_Requirement_
Your reply should hold only the lines from the records below where "Thermostats" occurs.

(Interface dataset entries)
----------------------------------------

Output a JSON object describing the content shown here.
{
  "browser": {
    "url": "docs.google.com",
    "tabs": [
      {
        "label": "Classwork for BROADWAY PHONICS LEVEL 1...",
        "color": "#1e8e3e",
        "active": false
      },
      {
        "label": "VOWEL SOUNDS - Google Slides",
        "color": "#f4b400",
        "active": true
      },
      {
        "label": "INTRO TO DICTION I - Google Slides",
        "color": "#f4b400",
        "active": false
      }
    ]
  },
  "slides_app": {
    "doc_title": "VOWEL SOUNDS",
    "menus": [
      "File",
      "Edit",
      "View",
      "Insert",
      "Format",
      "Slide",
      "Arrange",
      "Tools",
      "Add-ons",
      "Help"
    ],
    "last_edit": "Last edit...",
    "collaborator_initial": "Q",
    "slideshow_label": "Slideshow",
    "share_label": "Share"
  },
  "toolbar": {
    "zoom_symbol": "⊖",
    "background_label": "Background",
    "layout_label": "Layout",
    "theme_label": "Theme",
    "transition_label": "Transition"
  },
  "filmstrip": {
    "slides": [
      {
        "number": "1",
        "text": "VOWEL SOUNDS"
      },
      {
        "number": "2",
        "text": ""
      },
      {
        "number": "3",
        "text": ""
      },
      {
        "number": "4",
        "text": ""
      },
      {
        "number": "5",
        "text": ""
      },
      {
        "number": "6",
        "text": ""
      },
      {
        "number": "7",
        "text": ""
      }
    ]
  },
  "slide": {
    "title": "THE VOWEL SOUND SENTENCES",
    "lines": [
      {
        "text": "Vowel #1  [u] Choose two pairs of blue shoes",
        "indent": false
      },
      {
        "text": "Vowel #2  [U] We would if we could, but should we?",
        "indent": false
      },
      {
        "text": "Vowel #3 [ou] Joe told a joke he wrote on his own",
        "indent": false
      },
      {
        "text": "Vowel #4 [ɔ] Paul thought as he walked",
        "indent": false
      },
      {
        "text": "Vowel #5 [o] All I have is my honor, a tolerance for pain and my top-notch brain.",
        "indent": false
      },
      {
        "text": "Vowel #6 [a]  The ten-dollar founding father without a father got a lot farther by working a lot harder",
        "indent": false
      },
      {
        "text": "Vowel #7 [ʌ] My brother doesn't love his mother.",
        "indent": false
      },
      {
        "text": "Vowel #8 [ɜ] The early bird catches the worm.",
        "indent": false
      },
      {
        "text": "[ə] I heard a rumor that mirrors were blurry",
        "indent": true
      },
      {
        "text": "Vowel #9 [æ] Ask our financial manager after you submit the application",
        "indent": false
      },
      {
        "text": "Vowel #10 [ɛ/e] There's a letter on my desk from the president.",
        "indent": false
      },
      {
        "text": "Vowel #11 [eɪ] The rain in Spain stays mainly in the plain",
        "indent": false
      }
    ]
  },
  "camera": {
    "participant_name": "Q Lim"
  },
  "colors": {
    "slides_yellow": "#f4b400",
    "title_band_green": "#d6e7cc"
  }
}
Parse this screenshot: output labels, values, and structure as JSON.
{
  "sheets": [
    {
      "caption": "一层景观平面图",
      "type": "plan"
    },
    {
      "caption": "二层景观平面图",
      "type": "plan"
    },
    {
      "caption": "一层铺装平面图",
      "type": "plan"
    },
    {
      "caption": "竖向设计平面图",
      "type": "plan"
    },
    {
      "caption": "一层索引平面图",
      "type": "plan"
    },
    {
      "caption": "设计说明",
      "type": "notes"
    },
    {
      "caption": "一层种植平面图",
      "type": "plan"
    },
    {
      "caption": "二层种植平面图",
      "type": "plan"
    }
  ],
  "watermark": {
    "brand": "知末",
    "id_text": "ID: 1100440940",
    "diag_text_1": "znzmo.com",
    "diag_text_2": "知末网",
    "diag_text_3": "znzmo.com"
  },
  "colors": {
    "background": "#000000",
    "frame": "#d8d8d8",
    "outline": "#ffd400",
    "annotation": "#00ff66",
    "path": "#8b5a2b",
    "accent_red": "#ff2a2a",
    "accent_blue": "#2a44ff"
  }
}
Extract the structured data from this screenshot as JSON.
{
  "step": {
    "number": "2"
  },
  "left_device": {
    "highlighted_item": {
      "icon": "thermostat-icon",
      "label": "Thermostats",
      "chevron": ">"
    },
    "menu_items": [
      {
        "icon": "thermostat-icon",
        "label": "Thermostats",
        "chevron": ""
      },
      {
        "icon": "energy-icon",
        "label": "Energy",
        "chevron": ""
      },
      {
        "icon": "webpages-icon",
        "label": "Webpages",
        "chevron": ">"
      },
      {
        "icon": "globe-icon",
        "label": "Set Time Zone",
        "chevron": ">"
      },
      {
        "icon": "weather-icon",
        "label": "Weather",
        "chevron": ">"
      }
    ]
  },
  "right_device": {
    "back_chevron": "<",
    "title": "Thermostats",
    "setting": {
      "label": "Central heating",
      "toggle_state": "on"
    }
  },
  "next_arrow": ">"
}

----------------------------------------

_Result for this exercise_
      "label": "Thermostats",
        "label": "Thermostats",
    "title": "Thermostats",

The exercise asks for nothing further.